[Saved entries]
::::::::::

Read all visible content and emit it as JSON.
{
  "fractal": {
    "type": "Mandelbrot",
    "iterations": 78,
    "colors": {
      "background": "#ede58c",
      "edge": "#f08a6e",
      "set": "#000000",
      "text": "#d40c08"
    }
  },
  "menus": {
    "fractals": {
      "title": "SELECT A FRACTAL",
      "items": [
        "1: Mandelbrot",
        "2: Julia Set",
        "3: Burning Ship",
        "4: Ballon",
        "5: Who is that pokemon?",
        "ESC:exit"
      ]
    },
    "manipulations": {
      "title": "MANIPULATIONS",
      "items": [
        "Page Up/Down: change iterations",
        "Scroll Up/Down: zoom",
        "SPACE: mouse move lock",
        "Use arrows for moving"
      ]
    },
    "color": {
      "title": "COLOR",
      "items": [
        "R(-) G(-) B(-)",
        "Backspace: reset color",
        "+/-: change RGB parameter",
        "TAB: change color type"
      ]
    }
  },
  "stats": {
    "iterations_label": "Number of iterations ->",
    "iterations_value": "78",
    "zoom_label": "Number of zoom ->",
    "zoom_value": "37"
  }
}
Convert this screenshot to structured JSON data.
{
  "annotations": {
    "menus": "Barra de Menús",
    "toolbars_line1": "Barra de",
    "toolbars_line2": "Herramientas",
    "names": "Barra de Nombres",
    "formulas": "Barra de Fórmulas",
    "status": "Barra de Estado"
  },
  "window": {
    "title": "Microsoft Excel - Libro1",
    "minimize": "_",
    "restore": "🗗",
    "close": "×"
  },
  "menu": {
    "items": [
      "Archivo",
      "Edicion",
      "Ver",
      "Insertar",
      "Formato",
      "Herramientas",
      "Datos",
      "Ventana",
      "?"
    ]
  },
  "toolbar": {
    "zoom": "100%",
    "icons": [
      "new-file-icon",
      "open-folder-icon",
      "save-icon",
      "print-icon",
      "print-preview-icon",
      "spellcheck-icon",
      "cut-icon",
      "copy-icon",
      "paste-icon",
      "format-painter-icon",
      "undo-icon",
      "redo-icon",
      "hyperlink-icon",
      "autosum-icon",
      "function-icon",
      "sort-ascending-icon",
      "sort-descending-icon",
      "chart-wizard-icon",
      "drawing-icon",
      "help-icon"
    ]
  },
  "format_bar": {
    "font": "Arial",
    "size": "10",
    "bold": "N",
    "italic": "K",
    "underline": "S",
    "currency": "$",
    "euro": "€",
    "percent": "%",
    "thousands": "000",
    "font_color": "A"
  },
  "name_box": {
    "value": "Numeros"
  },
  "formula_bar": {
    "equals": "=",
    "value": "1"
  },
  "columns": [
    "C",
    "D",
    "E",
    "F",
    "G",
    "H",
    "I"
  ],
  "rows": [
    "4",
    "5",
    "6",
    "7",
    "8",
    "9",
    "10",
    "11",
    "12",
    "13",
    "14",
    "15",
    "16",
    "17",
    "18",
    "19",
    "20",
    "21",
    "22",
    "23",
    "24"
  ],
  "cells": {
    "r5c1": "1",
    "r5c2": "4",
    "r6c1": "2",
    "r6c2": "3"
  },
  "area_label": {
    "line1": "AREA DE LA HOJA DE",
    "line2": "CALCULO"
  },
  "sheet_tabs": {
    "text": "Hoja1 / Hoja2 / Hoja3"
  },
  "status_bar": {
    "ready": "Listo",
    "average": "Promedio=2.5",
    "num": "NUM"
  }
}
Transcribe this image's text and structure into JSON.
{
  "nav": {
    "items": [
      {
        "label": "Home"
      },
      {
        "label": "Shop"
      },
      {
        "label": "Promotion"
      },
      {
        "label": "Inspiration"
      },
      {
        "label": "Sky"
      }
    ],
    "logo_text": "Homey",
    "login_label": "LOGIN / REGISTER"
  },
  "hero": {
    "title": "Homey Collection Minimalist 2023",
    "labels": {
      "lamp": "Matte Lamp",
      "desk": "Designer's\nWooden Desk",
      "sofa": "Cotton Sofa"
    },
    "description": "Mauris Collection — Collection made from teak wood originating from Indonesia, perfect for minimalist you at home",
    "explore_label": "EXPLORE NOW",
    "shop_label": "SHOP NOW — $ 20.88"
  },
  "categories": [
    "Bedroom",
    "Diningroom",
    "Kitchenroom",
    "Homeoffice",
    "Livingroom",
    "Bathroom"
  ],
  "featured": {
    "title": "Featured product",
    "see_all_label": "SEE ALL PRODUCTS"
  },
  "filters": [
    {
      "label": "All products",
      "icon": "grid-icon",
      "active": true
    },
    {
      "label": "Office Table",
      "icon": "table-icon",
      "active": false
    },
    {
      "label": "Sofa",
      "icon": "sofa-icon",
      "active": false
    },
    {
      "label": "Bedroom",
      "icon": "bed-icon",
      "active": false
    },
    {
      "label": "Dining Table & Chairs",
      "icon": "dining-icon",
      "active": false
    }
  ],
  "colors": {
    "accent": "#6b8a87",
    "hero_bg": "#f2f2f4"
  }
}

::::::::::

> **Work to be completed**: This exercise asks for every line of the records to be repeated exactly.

> **Solution for this problem**:
Read all visible content and emit it as JSON.
{
  "fractal": {
    "type": "Mandelbrot",
    "iterations": 78,
    "colors": {
      "background": "#ede58c",
      "edge": "#f08a6e",
      "set": "#000000",
      "text": "#d40c08"
    }
  },
  "menus": {
    "fractals": {
      "title": "SELECT A FRACTAL",
      "items": [
        "1: Mandelbrot",
        "2: Julia Set",
        "3: Burning Ship",
        "4: Ballon",
        "5: Who is that pokemon?",
        "ESC:exit"
      ]
    },
    "manipulations": {
      "title": "MANIPULATIONS",
      "items": [
        "Page Up/Down: change iterations",
        "Scroll Up/Down: zoom",
        "SPACE: mouse move lock",
        "Use arrows for moving"
      ]
    },
    "color": {
      "title": "COLOR",
      "items": [
        "R(-) G(-) B(-)",
        "Backspace: reset color",
        "+/-: change RGB parameter",
        "TAB: change color type"
      ]
    }
  },
  "stats": {
    "iterations_label": "Number of iterations ->",
    "iterations_value": "78",
    "zoom_label": "Number of zoom ->",
    "zoom_value": "37"
  }
}
Convert this screenshot to structured JSON data.
{
  "annotations": {
    "menus": "Barra de Menús",
    "toolbars_line1": "Barra de",
    "toolbars_line2": "Herramientas",
    "names": "Barra de Nombres",
    "formulas": "Barra de Fórmulas",
    "status": "Barra de Estado"
  },
  "window": {
    "title": "Microsoft Excel - Libro1",
    "minimize": "_",
    "restore": "🗗",
    "close": "×"
  },
  "menu": {
    "items": [
      "Archivo",
      "Edicion",
      "Ver",
      "Insertar",
      "Formato",
      "Herramientas",
      "Datos",
      "Ventana",
      "?"
    ]
  },
  "toolbar": {
    "zoom": "100%",
    "icons": [
      "new-file-icon",
      "open-folder-icon",
      "save-icon",
      "print-icon",
      "print-preview-icon",
      "spellcheck-icon",
      "cut-icon",
      "copy-icon",
      "paste-icon",
      "format-painter-icon",
      "undo-icon",
      "redo-icon",
      "hyperlink-icon",
      "autosum-icon",
      "function-icon",
      "sort-ascending-icon",
      "sort-descending-icon",
      "chart-wizard-icon",
      "drawing-icon",
      "help-icon"
    ]
  },
  "format_bar": {
    "font": "Arial",
    "size": "10",
    "bold": "N",
    "italic": "K",
    "underline": "S",
    "currency": "$",
    "euro": "€",
    "percent": "%",
    "thousands": "000",
    "font_color": "A"
  },
  "name_box": {
    "value": "Numeros"
  },
  "formula_bar": {
    "equals": "=",
    "value": "1"
  },
  "columns": [
    "C",
    "D",
    "E",
    "F",
    "G",
    "H",
    "I"
  ],
  "rows": [
    "4",
    "5",
    "6",
    "7",
    "8",
    "9",
    "10",
    "11",
    "12",
    "13",
    "14",
    "15",
    "16",
    "17",
    "18",
    "19",
    "20",
    "21",
    "22",
    "23",
    "24"
  ],
  "cells": {
    "r5c1": "1",
    "r5c2": "4",
    "r6c1": "2",
    "r6c2": "3"
  },
  "area_label": {
    "line1": "AREA DE LA HOJA DE",
    "line2": "CALCULO"
  },
  "sheet_tabs": {
    "text": "Hoja1 / Hoja2 / Hoja3"
  },
  "status_bar": {
    "ready": "Listo",
    "average": "Promedio=2.5",
    "num": "NUM"
  }
}
Transcribe this image's text and structure into JSON.
{
  "nav": {
    "items": [
      {
        "label": "Home"
      },
      {
        "label": "Shop"
      },
      {
        "label": "Promotion"
      },
      {
        "label": "Inspiration"
      },
      {
        "label": "Sky"
      }
    ],
    "logo_text": "Homey",
    "login_label": "LOGIN / REGISTER"
  },
  "hero": {
    "title": "Homey Collection Minimalist 2023",
    "labels": {
      "lamp": "Matte Lamp",
      "desk": "Designer's\nWooden Desk",
      "sofa": "Cotton Sofa"
    },
    "description": "Mauris Collection — Collection made from teak wood originating from Indonesia, perfect for minimalist you at home",
    "explore_label": "EXPLORE NOW",
    "shop_label": "SHOP NOW — $ 20.88"
  },
  "categories": [
    "Bedroom",
    "Diningroom",
    "Kitchenroom",
    "Homeoffice",
    "Livingroom",
    "Bathroom"
  ],
  "featured": {
    "title": "Featured product",
    "see_all_label": "SEE ALL PRODUCTS"
  },
  "filters": [
    {
      "label": "All products",
      "icon": "grid-icon",
      "active": true
    },
    {
      "label": "Office Table",
      "icon": "table-icon",
      "active": false
    },
    {
      "label": "Sofa",
      "icon": "sofa-icon",
      "active": false
    },
    {
      "label": "Bedroom",
      "icon": "bed-icon",
      "active": false
    },
    {
      "label": "Dining Table & Chairs",
      "icon": "dining-icon",
      "active": false
    }
  ],
  "colors": {
    "accent": "#6b8a87",
    "hero_bg": "#f2f2f4"
  }
}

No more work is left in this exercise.